Exercise –
A single number is wanted: how many lines of the data below include the string "days"?

Element data from apps and pages
══════════════════════════════
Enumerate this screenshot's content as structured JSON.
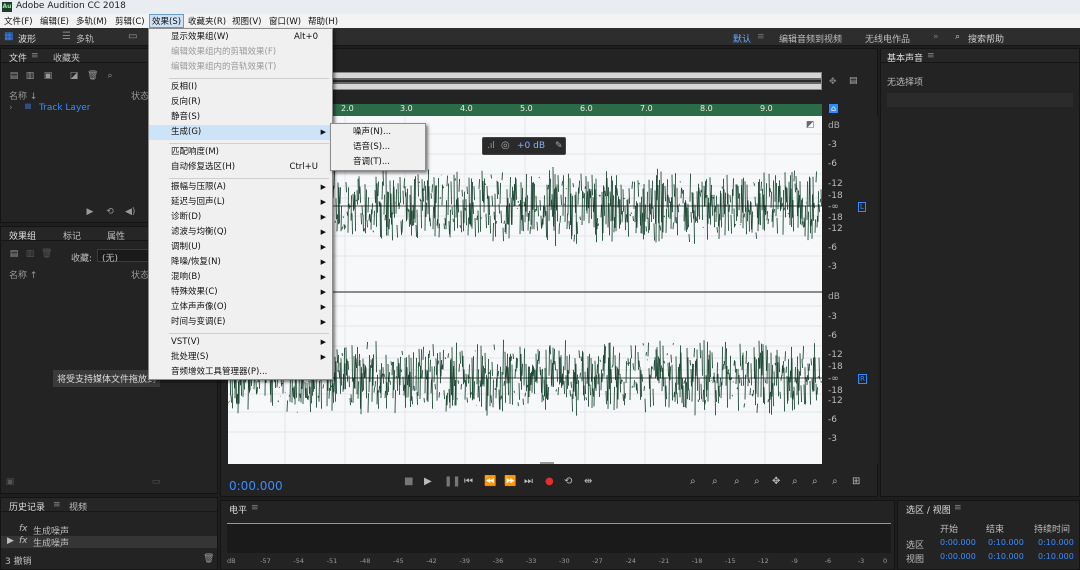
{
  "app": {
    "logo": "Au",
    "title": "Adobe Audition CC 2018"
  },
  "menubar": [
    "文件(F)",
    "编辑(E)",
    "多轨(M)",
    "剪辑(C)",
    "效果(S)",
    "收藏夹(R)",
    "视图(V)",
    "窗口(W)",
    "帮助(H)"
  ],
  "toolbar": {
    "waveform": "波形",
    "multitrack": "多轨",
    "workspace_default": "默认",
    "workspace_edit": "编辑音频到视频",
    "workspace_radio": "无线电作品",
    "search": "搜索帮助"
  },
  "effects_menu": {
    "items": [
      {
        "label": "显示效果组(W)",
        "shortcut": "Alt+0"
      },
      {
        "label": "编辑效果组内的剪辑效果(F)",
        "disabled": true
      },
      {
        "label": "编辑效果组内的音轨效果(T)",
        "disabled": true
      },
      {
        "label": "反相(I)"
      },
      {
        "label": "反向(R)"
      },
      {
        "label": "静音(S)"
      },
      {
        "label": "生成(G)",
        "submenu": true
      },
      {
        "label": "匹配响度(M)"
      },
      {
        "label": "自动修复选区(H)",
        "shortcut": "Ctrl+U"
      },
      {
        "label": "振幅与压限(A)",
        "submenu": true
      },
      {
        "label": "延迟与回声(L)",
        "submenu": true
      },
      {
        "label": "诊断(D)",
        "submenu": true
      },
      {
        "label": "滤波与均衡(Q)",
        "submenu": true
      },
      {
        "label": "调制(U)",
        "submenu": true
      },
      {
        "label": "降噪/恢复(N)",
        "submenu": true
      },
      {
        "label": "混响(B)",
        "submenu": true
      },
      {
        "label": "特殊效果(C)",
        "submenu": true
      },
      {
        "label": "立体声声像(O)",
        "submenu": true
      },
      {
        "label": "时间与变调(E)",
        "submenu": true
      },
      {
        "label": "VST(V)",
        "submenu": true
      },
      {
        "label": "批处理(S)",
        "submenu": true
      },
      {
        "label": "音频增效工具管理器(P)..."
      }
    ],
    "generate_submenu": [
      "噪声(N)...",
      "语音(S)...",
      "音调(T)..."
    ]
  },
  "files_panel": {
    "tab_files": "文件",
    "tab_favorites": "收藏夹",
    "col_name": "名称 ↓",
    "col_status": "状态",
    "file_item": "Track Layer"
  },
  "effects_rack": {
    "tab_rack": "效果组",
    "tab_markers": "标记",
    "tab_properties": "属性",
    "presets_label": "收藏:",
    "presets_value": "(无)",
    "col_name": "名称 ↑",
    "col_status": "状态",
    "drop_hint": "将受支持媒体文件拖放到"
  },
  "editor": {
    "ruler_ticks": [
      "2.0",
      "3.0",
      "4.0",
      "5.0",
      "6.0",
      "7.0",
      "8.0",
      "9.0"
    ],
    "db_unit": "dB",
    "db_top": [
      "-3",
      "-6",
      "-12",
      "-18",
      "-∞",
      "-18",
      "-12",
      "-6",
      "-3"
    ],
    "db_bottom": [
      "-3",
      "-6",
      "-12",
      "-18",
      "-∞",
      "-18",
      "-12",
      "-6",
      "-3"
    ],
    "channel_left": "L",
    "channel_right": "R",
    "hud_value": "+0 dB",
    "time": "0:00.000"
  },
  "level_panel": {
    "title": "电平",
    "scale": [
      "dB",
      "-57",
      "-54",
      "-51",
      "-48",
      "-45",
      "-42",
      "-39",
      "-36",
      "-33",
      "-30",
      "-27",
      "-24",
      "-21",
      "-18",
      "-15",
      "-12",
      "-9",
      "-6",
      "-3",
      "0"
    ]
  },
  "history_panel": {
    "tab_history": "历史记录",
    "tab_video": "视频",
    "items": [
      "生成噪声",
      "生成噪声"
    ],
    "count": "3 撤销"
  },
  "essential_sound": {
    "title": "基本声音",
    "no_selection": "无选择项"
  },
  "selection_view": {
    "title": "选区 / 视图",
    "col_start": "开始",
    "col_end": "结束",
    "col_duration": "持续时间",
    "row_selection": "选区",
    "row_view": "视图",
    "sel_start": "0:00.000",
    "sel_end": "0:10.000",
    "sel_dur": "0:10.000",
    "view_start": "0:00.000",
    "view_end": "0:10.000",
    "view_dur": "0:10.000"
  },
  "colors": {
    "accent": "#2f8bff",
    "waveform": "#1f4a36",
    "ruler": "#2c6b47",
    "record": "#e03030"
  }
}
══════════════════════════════
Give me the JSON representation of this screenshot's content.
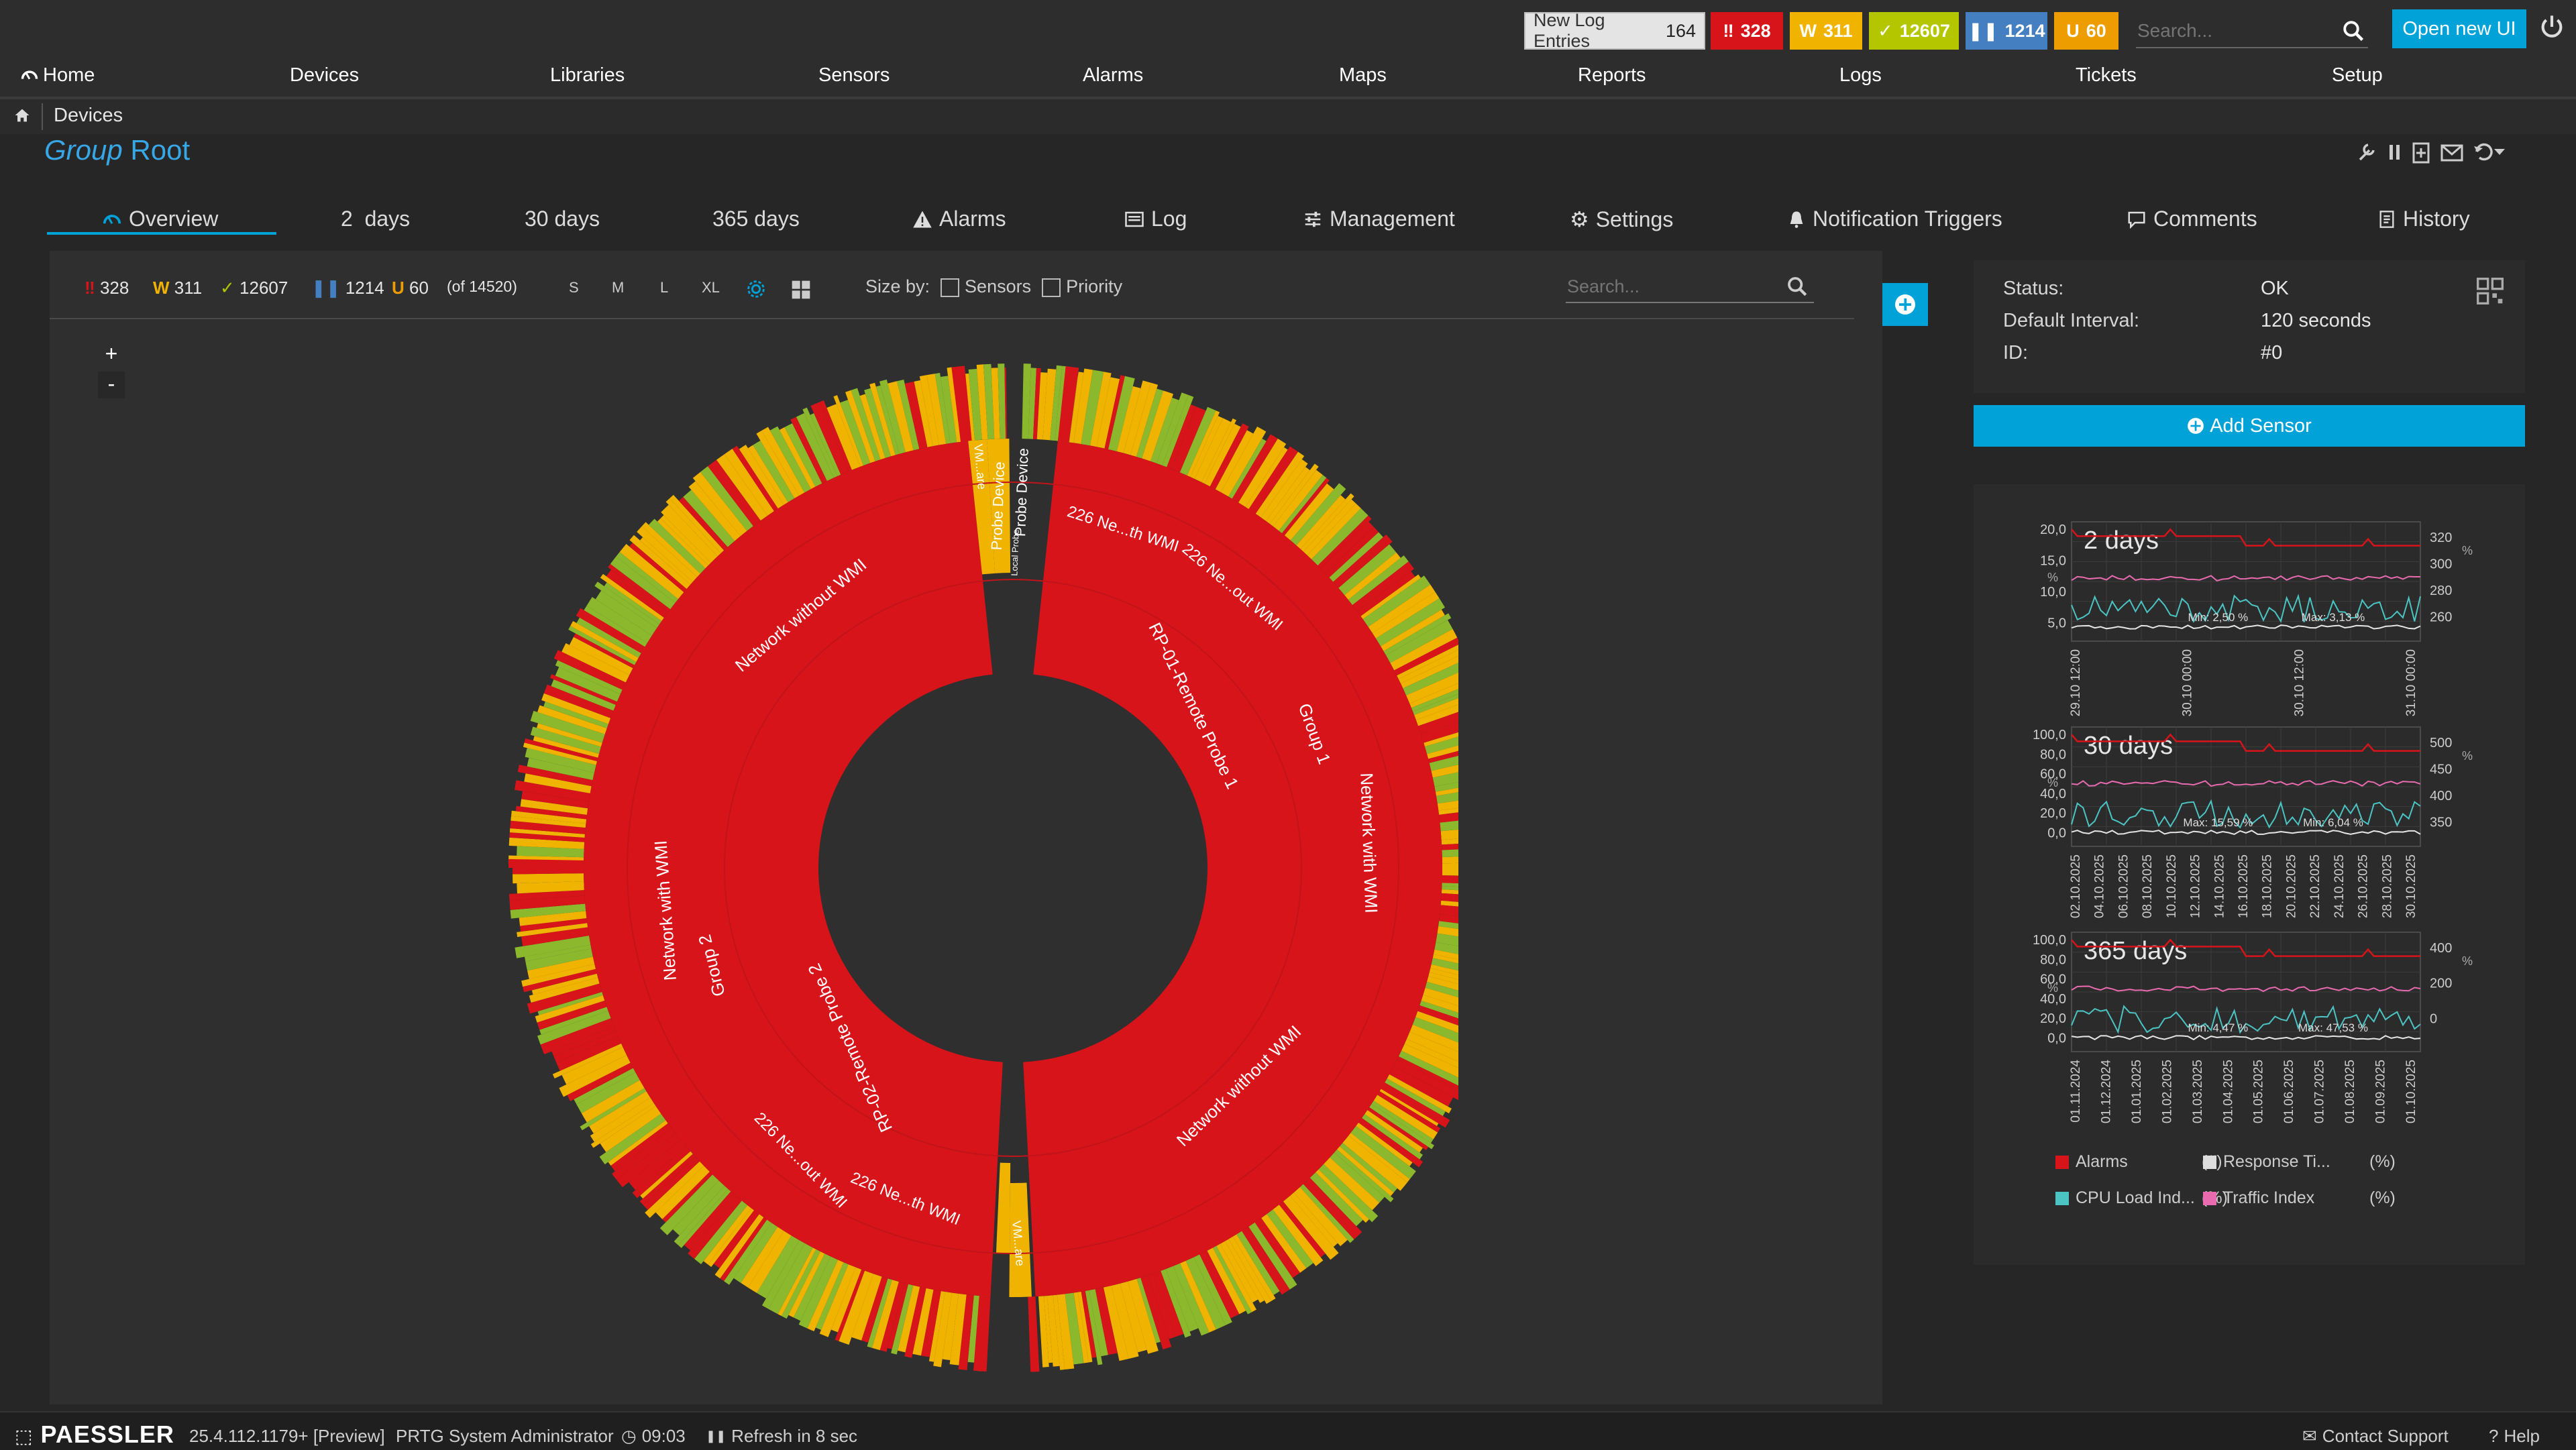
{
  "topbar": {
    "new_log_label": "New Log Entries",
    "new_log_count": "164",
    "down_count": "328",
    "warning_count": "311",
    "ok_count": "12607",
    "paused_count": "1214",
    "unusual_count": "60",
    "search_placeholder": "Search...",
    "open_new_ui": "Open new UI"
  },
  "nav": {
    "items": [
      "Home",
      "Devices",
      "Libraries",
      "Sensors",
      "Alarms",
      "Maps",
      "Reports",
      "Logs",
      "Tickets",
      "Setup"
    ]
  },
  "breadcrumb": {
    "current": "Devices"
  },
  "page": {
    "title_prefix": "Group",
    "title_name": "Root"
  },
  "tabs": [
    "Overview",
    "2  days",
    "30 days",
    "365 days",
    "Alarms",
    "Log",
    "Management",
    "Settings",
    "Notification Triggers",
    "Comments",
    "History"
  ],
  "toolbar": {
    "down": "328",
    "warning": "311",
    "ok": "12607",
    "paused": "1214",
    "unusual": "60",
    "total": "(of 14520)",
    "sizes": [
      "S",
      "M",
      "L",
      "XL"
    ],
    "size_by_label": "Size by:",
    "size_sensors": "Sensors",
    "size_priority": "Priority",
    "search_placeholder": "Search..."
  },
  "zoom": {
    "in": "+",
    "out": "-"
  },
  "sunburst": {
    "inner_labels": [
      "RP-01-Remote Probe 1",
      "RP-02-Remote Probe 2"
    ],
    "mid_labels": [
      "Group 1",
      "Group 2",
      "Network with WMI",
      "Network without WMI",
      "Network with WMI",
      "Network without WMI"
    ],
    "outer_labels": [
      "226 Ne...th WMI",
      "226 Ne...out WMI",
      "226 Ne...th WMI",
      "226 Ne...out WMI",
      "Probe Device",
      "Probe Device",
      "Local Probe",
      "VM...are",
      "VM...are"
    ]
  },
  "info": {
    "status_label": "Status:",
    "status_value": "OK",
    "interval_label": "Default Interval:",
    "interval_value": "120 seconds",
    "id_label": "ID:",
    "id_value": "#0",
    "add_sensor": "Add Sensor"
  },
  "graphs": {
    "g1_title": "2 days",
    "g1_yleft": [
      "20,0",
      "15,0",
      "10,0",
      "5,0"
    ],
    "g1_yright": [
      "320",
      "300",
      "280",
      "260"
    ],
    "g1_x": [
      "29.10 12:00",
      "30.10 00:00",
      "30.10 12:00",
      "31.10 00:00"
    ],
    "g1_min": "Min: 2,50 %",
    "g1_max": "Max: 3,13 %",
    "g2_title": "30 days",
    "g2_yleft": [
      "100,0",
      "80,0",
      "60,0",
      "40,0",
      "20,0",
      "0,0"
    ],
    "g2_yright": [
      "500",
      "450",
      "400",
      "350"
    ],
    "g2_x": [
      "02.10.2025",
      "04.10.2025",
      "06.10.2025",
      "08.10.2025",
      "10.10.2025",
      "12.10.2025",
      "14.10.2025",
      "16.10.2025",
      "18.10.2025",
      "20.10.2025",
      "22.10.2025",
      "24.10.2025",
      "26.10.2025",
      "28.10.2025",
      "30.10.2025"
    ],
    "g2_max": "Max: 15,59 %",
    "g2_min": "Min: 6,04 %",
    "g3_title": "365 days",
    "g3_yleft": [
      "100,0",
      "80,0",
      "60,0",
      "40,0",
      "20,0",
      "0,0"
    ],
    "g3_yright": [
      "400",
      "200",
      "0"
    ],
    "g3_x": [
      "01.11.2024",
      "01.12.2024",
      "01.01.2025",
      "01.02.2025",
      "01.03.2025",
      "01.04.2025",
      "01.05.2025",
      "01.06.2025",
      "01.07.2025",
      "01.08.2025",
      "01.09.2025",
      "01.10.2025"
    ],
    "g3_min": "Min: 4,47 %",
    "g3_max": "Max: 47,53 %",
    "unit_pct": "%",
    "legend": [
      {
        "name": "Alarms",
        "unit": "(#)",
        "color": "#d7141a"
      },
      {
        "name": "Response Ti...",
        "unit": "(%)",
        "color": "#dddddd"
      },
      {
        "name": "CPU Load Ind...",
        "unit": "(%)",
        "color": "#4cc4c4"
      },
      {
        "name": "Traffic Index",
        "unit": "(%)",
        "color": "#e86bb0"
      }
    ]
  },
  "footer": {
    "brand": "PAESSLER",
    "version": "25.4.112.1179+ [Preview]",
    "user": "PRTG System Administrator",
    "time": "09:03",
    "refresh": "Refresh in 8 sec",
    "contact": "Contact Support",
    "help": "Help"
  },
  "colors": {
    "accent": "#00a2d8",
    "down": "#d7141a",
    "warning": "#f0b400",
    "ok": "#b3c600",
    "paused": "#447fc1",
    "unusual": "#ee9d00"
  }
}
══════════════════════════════
Reply to the task –
6